# [What the task requires]
In the entries below, find the lines that contain the word "type" and copy them.

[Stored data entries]

########

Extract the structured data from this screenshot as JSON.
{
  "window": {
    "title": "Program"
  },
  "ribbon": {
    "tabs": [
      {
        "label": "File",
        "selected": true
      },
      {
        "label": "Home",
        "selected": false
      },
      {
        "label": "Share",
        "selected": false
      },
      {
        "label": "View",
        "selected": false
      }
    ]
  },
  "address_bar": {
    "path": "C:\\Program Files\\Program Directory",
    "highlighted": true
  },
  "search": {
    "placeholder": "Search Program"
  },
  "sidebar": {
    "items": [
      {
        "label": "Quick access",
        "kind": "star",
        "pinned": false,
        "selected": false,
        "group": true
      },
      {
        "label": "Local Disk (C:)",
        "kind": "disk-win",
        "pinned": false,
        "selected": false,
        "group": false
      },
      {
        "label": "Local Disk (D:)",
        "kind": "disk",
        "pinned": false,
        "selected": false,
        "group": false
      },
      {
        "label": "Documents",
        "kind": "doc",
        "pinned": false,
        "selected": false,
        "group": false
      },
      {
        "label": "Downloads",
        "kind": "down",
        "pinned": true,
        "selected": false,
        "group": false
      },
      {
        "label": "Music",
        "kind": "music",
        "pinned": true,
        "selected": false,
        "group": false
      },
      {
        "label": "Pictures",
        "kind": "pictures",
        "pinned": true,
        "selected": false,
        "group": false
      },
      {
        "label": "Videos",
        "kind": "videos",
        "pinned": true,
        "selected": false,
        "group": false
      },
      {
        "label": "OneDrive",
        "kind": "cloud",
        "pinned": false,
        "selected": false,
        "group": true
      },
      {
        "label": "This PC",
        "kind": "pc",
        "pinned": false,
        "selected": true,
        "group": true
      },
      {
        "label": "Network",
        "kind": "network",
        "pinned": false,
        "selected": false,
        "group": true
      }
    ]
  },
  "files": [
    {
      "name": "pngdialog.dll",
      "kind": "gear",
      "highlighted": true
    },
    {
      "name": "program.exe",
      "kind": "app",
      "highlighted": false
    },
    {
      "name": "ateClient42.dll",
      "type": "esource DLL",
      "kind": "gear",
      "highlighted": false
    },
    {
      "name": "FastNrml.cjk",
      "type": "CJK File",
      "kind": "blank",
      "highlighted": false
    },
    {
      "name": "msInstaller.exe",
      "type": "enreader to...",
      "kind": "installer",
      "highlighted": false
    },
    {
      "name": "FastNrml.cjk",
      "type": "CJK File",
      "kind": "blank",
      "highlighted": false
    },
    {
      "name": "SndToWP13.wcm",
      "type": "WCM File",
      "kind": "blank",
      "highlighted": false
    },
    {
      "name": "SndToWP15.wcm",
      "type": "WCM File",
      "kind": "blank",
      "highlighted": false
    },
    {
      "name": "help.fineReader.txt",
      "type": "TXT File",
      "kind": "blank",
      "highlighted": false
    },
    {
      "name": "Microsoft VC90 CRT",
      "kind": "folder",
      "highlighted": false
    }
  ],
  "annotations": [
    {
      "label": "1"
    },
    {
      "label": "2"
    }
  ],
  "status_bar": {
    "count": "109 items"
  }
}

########

# [Task response]
      "type": "esource DLL",
      "type": "CJK File",
      "type": "enreader to...",
      "type": "CJK File",
      "type": "WCM File",
      "type": "WCM File",
      "type": "TXT File",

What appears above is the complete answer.